*** Data for the task ***
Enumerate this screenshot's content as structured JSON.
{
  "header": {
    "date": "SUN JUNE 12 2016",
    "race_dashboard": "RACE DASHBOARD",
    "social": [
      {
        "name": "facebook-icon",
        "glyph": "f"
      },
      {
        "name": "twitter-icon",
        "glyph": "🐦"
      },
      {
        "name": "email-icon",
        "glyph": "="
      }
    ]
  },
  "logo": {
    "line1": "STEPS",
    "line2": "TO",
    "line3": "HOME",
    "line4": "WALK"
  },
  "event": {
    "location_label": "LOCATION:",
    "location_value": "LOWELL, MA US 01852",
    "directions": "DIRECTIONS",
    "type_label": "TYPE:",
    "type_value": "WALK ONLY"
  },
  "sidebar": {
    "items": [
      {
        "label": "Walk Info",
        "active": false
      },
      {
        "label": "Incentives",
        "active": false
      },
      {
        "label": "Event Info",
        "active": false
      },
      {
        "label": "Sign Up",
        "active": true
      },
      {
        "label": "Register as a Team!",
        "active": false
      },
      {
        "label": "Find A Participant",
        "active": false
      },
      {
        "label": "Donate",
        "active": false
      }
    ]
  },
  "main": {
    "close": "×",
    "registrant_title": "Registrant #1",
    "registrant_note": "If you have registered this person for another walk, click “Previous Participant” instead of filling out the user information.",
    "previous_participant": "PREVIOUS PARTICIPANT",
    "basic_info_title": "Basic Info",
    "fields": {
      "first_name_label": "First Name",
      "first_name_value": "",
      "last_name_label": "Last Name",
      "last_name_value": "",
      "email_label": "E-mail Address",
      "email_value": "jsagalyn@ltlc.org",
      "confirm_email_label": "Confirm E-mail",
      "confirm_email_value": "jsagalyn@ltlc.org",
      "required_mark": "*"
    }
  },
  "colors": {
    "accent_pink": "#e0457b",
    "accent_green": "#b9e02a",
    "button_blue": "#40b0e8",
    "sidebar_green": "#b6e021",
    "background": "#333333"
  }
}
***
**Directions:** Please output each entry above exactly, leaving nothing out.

**Output of the exercise:**
Enumerate this screenshot's content as structured JSON.
{
  "header": {
    "date": "SUN JUNE 12 2016",
    "race_dashboard": "RACE DASHBOARD",
    "social": [
      {
        "name": "facebook-icon",
        "glyph": "f"
      },
      {
        "name": "twitter-icon",
        "glyph": "🐦"
      },
      {
        "name": "email-icon",
        "glyph": "="
      }
    ]
  },
  "logo": {
    "line1": "STEPS",
    "line2": "TO",
    "line3": "HOME",
    "line4": "WALK"
  },
  "event": {
    "location_label": "LOCATION:",
    "location_value": "LOWELL, MA US 01852",
    "directions": "DIRECTIONS",
    "type_label": "TYPE:",
    "type_value": "WALK ONLY"
  },
  "sidebar": {
    "items": [
      {
        "label": "Walk Info",
        "active": false
      },
      {
        "label": "Incentives",
        "active": false
      },
      {
        "label": "Event Info",
        "active": false
      },
      {
        "label": "Sign Up",
        "active": true
      },
      {
        "label": "Register as a Team!",
        "active": false
      },
      {
        "label": "Find A Participant",
        "active": false
      },
      {
        "label": "Donate",
        "active": false
      }
    ]
  },
  "main": {
    "close": "×",
    "registrant_title": "Registrant #1",
    "registrant_note": "If you have registered this person for another walk, click “Previous Participant” instead of filling out the user information.",
    "previous_participant": "PREVIOUS PARTICIPANT",
    "basic_info_title": "Basic Info",
    "fields": {
      "first_name_label": "First Name",
      "first_name_value": "",
      "last_name_label": "Last Name",
      "last_name_value": "",
      "email_label": "E-mail Address",
      "email_value": "jsagalyn@ltlc.org",
      "confirm_email_label": "Confirm E-mail",
      "confirm_email_value": "jsagalyn@ltlc.org",
      "required_mark": "*"
    }
  },
  "colors": {
    "accent_pink": "#e0457b",
    "accent_green": "#b9e02a",
    "button_blue": "#40b0e8",
    "sidebar_green": "#b6e021",
    "background": "#333333"
  }
}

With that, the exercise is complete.